Conversely, an overturning of the decision would be a boon to contractors and would give them tremendous leverage against developers who fail to pay.  This is especially true because many development entities are “single purpose entities” and unpaid contractors can only look to the assets of the entity itself to satisfy a judgment.  Except for limited circumstances, the individual owners of those firms enjoy immunity from personal liability based on the entities inability or unwillingness to pay.

We can expect a decision sometime next year.

The Summer of DBE Fraud Continues

Posted in Disadvantage Business Enterprises (DBE)

A few weeks ago, I posted about a spat of DBE fraud cases that the Department of Justice announced in June. That post mentioned the trend among prosecutors to use the civil false claims act to combat DBE fraud. Yesterday, the United States Attorney for the Northern District of New York announced yet another DBE fraud case involving the civil false claims act.  A copy of the DOJ’s press release can be found here.

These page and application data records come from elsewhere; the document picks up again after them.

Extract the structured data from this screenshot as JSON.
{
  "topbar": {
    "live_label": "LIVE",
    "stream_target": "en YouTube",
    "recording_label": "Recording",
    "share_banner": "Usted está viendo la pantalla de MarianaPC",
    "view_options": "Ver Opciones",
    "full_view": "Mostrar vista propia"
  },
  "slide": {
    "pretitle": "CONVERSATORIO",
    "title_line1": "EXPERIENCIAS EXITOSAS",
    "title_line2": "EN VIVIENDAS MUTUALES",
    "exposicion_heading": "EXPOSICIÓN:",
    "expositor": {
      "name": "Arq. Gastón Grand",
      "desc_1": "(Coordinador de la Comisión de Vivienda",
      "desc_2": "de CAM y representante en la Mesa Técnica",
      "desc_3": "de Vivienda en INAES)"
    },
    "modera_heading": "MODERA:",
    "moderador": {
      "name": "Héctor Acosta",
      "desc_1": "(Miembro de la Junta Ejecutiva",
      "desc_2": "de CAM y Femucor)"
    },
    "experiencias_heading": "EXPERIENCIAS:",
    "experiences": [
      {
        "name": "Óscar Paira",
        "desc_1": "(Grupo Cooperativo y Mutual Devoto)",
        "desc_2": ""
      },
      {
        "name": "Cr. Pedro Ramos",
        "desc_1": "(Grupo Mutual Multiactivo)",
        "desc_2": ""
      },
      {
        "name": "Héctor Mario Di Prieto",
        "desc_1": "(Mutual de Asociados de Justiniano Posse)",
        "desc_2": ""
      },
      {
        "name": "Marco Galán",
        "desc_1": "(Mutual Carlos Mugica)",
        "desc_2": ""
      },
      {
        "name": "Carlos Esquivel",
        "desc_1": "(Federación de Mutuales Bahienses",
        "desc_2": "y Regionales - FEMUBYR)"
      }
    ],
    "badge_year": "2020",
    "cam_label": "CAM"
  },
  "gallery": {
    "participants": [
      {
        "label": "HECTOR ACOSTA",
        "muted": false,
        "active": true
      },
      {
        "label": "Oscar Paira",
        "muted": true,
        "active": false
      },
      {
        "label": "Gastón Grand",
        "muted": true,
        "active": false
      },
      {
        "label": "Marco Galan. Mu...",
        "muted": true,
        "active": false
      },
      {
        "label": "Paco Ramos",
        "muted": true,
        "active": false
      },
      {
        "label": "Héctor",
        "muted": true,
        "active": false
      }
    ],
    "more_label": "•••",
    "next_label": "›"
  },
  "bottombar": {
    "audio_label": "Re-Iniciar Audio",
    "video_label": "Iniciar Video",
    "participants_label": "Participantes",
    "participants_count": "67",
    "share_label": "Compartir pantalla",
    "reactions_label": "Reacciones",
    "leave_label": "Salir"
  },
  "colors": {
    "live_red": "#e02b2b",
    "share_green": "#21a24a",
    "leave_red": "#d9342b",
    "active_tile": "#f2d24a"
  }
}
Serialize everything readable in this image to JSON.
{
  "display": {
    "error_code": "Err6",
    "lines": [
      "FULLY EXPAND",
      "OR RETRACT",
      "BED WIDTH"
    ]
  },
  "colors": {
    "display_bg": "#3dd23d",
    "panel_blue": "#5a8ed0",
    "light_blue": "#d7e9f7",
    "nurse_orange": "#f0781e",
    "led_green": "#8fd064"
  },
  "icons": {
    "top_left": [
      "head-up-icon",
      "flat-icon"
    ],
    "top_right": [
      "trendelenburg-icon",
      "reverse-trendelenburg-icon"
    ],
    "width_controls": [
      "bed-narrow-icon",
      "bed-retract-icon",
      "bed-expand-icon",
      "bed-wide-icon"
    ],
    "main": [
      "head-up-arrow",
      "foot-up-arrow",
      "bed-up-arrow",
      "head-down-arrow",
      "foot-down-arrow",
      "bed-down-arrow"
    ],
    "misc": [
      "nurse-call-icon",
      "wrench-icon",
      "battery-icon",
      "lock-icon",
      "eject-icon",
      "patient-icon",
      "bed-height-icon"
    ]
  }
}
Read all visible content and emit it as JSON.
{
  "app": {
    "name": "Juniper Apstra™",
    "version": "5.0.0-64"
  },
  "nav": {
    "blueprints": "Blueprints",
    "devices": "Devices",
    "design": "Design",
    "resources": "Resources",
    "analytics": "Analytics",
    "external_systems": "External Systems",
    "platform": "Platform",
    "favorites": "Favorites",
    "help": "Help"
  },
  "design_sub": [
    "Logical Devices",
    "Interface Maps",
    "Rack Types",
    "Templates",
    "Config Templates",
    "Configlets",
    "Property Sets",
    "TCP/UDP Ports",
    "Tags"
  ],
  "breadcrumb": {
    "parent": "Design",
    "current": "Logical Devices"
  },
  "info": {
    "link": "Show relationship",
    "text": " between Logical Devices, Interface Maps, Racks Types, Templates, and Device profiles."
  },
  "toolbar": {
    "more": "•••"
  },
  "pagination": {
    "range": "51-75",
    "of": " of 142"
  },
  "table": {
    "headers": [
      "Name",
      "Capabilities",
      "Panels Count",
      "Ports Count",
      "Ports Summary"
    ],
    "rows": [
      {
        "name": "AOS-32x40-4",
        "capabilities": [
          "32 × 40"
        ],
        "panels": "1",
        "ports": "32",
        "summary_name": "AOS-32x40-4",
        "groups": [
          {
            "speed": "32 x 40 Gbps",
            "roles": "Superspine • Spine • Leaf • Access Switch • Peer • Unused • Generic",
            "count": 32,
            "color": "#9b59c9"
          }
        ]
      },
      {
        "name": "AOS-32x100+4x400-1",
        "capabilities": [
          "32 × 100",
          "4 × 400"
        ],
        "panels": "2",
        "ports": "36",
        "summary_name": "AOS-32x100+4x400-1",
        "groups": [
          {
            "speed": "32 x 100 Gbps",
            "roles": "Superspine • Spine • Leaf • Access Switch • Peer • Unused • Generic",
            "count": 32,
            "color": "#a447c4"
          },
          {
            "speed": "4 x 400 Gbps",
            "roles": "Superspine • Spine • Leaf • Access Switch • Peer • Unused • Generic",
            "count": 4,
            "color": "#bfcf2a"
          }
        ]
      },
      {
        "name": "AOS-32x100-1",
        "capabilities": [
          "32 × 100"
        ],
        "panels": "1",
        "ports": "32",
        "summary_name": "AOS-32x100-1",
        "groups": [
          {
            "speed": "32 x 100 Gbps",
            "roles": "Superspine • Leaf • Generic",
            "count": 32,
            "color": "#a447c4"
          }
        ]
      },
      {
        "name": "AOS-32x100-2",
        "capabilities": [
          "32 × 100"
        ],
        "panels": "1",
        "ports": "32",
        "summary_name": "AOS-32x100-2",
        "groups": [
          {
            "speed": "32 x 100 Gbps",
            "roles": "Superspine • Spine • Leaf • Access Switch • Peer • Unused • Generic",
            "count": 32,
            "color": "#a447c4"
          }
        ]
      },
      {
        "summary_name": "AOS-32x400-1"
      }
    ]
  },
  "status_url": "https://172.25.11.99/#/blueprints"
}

The case involves the HD Supply Waterworks, who the DOJ claims is the nation’s largest supplier of water, sewer, storm drain, and fire protection products.  According to the press release,  Waterworks arranged to have a certified DBE act as a pass through for prime contractors working on DOT and EPA projects.  (As I have blogged about previously, the classic DBE pass through scheme involves a prime contractor utilizing a certified DBE on paper only.  The DBE does not actually perform any work – or “commercially useful function” in DBE regulation parlance.  Instead, the work is actually performed by a non-DBE firm.  For allowing its certification to be used, the certified DBE receives a commission from the non-DBE firm or the prime contractor.) Waterworks agreed to a nearly $5,000,000 settlement with the government.  However, Waterworks may have gotten off easy because, as we have seen in other cases, many DBE fraud cases involve jail time for construction company executives.

Interestingly, the press release makes clear that the prime contractors were complicit in the scheme.  This would expose those prime contractors to criminal and civil penalties and disbarment from bidding on federal projects. We will have to see if additional indictments and guilt pleas follow.